It is very busy in the Atlantic Hurricane Basin today and the activity is expected to increase in the coming days, with numerous tropical cyclone threats in the basin. The National Hurricane Center (NHC) has upgraded Tropical Depression #14 to Tropical Storm Lee; meanwhile Hurricane Jose continues to pose an east coast threat. A new disturbance to the east of the Lesser Antilles, hard hit recently by Hurricane Irma, is expected to become Hurricane Maria over time, prompting authorities to issue Tropical Storm Watches ahead of its arrival.
The NHC says Tropical Storm Watches may be issued for portions of the US East coast later today ahead of Hurricane Jose.

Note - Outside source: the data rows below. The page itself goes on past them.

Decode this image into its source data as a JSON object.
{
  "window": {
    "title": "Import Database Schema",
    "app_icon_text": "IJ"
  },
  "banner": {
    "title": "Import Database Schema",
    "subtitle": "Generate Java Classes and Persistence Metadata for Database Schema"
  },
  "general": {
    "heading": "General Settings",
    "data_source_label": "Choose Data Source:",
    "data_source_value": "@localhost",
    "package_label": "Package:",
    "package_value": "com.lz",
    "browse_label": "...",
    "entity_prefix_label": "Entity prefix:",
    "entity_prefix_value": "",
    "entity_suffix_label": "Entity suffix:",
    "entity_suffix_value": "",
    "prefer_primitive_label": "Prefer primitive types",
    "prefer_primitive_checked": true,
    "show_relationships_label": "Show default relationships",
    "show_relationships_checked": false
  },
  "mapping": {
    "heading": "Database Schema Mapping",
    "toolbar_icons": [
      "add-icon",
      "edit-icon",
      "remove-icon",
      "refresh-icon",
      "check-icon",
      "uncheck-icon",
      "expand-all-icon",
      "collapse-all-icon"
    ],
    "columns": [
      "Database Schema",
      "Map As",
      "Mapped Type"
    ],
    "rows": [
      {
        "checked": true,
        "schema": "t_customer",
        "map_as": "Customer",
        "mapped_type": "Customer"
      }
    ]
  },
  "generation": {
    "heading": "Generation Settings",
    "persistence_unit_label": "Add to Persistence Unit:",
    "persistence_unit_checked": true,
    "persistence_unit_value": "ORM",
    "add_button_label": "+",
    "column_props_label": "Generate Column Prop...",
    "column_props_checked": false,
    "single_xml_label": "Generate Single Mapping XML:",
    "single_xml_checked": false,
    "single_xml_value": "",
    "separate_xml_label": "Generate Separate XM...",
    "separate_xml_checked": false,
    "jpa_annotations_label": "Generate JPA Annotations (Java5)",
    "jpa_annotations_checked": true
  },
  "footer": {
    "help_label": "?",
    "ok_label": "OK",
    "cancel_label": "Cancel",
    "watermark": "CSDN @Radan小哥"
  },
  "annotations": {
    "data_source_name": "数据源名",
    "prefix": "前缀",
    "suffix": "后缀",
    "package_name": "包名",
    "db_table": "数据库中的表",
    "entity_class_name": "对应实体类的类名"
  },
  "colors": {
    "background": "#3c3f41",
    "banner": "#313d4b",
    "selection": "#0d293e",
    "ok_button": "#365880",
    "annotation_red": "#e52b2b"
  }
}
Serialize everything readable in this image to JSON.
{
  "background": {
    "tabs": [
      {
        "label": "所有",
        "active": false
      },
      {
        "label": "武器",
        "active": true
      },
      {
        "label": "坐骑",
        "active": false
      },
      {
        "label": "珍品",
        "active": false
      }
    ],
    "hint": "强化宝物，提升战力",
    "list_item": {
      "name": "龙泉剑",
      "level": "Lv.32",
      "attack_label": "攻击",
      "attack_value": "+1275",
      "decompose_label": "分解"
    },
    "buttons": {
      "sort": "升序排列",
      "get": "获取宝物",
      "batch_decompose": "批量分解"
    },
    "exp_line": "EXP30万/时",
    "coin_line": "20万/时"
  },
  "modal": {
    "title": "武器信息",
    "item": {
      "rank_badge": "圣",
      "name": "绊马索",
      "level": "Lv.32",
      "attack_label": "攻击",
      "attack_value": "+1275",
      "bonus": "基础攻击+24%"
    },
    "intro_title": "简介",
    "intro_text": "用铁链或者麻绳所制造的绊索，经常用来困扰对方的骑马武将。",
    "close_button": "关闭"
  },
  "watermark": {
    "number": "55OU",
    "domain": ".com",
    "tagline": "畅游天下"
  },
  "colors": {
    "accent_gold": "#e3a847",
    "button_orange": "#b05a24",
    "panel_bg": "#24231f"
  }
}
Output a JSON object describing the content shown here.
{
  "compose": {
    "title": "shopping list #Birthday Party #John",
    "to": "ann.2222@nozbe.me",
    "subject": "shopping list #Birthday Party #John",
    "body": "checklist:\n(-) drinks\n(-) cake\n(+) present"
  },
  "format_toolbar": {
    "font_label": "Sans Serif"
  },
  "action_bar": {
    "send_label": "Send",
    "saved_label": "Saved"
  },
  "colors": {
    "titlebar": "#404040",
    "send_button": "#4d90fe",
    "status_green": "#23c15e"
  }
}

The NHC forecast cone shows where the center of the storm is expected to travel over the next 5 days; however, Jose is a large system forecast to become even larger over time. Even if the center remains out over sea, it is possible tropical storm force winds will reach out to portions of North Carolina, Virginia, Maryland, Delaware, New Jersey, New York, Connecticut, Rhode Island, and Massachusetts over time. Hurricane Jose is forecast to strengthen some today and tomorrow but is not expected to become anything stronger than a Category 2 hurricane over time; if anything, it is likely to transform into a non-tropical cyclone by the time it nears the southeastern New England coast.
The National Hurricane Center upgraded Tropical Depression #14 to Tropical Storm Lee, the next in a line of named tropical cyclones in the busy Atlantic Hurricane Season. Fortunately, the storm is forecast to weaken over time, possibly recurring out to sea and dissipating before it has the opportunity to bring harm to anyone.
Unfortunately, it appears a third system that is developing now could be a major threat to the Caribbean, and a major threat to the US East Coast in time. Known now simply as “Potential Tropical Cyclone #15”, the NHC says there’s a 90% chance that a tropical cyclone will form here within the next 48 hours. In fact, the NHC is calling for fairly rapid intensification of this system and expects it to reach hurricane strength by Tuesday morning. Once named, this system will be called Maria. Because of the likelihood of this storm forming, Tropical Storm Watches have already been issued for St. Lucia, Martinique, Gaudeloupe, and Dominica.
Global forecasting guidance, including the American GFS and European ECMWF models, suggest that Maria could be a significant east coast hurricane in about 7-10 days. While it is too soon to say with certainty how Maria will evolve with time, it is important that absolutely everyone on the US East Coast have a Hurricane Action Plan in order before these tropical threats arrive.
Experts believe this Atlantic Hurricane Season, which runs through to the end of November, will be a busy one. Dr. Phil Klotzbach and the experts at Colorado State University updated their seasonal outlook again on July 5, showing a much more active than normal season expected. The National Oceanic and Atmospheric Administration (NOAA) also released their own forecast which shows this hurricane season to be likely more active than others.